The Tain, from the Irish epic Táin Bó Cuailnge
Translated by Thomas Kinsella and decorated by Louis Le Brocquy Dolmen Edition IX (Dolmen Press, 1969)
When this landmark in Irish culture appeared back in September 1969, I was living in London. I still recall the delighted pleasure with which I bought the original Dolmen Press edition in Zwemmers of Charing Cross Road. It cost all of £9.50 as I recall, a very large sum of money indeed for a young graduate then trying to get some kind of literary activity of his own going, writing articles to support the research on the books I wanted to write.
I still have that large volume in slip case. It looks down on me as I write from the book shelf in the upper room in which is housed – what the French would call my bureau.

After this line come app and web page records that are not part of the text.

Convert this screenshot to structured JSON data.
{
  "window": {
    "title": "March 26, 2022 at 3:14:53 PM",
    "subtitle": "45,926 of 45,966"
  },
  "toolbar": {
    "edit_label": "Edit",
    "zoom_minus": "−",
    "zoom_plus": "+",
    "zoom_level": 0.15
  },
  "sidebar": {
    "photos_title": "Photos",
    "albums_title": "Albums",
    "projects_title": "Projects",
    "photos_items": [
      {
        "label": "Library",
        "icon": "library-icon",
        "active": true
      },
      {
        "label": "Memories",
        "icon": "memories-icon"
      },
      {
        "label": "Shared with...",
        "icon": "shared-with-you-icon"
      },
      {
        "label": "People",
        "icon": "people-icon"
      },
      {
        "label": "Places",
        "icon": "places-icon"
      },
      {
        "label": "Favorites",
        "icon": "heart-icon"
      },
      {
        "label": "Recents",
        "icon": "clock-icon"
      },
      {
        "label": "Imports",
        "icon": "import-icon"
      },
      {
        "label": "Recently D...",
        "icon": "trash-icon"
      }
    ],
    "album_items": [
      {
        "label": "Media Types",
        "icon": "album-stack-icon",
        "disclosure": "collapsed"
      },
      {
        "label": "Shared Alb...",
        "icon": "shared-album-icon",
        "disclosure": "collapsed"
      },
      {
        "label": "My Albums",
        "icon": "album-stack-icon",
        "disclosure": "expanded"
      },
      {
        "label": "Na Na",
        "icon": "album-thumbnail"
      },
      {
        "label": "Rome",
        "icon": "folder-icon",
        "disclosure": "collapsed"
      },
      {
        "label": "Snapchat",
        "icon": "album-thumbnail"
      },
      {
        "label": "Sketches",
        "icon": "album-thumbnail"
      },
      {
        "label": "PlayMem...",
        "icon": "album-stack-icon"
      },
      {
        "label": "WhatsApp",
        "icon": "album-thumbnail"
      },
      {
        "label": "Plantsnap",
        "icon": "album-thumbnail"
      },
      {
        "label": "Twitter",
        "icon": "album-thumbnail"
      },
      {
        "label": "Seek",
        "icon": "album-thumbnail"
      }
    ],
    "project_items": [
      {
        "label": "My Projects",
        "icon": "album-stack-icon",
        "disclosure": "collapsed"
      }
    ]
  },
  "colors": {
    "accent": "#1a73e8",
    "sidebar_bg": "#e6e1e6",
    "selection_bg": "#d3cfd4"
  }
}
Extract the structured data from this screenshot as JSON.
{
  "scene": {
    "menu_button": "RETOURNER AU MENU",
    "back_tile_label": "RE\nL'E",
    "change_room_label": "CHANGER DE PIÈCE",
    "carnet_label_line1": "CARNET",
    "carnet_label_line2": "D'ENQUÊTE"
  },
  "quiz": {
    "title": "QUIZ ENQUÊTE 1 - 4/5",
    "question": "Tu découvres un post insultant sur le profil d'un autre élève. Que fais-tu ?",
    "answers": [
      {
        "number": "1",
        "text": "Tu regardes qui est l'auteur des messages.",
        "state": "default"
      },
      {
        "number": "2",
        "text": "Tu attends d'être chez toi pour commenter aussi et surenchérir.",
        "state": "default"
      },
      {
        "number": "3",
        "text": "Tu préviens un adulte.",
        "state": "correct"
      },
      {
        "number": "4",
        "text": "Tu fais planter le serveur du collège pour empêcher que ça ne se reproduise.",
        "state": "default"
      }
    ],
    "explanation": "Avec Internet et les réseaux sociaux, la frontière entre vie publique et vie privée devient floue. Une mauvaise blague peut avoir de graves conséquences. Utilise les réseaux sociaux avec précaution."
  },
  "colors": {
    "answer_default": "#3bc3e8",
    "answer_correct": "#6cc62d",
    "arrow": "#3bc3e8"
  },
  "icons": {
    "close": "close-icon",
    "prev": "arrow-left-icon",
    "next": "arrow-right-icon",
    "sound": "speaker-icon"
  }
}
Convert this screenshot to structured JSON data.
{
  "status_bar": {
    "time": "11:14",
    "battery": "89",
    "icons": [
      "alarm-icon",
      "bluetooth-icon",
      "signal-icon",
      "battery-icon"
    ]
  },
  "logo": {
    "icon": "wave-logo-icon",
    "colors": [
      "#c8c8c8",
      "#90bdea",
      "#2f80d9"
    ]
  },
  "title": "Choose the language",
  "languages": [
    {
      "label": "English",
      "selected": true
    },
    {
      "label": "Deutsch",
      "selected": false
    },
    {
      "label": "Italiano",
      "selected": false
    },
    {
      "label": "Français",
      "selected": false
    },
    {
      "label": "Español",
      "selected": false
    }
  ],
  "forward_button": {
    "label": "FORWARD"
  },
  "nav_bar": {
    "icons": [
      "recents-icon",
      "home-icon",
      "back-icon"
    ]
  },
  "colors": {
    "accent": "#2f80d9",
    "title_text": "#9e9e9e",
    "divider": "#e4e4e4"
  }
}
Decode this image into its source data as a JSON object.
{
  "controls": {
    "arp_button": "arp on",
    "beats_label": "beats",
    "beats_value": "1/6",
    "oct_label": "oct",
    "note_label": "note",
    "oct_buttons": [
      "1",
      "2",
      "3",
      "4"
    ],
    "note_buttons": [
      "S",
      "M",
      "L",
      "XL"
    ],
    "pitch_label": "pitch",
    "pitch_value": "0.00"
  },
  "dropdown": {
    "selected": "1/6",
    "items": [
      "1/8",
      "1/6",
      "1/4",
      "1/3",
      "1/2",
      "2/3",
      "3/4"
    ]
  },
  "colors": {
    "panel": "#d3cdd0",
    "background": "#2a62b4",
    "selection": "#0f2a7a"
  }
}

I have never regretted the purchase. As we seem to be living in last days of real books this is certainly unusual. But this book is tied up in my mind and memory with much muddled thought about art archaeology and personal identity.
What made it remarkable was not only the nature and fluency of the poet’s version from the middle Irish, but the wonder of Louis Le Brocquy’s decorations. And they are decorations. They are not mere illustrations such as might once have suited a magazine. Le Brocquy was then moving into that period of dissolving landscapes and faces in a mist of colour from which the essential image seemed to emerge, as in the portraits of Joyce and Beckett. But these decorations are different: they are so speak an almost direct evocation of the Iron Age.
Kinsella is not long dead. And there is always a danger that a poet’s reputation will fade after his death, and take a long time to recover. This has always seemed a sad process. We have commissioned an appreciative assessment of Kinsella’s sub specie aeternitatis which will be published in due course.
But here I would like to comment on the significance of this particular achievement of the poet.
The Tain has become a collector’s item. But the Oxford University Press paperback with the decorations is not hard to find on the internet. But not only for one’s own pleasure, but also the enlightenment of your children. Parents ought certainly to be to be their family’s primary educators in poetry, if not in others things.
An Táin Bó Cuailnge, the centre-piece of the eighth-century Ulster cycle of heroic tales, is Ireland’s great epic, a Gaelic Iliad, and like all such epics it had a long life previously as an oral performance, such as we still find in Africa, the Balkans, and in Asia. Indeed cultures depending on memory were and are often reluctant to write down their great poetry.
The power of the epic resided in the spoken rather than the written word, in a way that modern cultures dependent on the printed word (now in the form of the digital image) often forget.
Thomas Kinsella’s very human, and unponderous translation is based on the partial texts in two medieval manuscripts, with elements from those other versions, as he explains in his own notes, along with some connected tales.
However looking at the book again for this appreciation, I am struck by the irony of the Tain’s survival in modern memory. How easily we have come to overlook that Cuchulainn is the hero of the Ulstermen defending to the death their native land against those arrogant and rapacious men of the south.
I wonder, reading the recent news, at how well Sir Jeffrey Donaldson is versed in the events of the Tain. That Ireland 2,000 years ago made an epic out of matters which are still in contention says much for the continuity of culture, or rather cultures, in this little island of ours.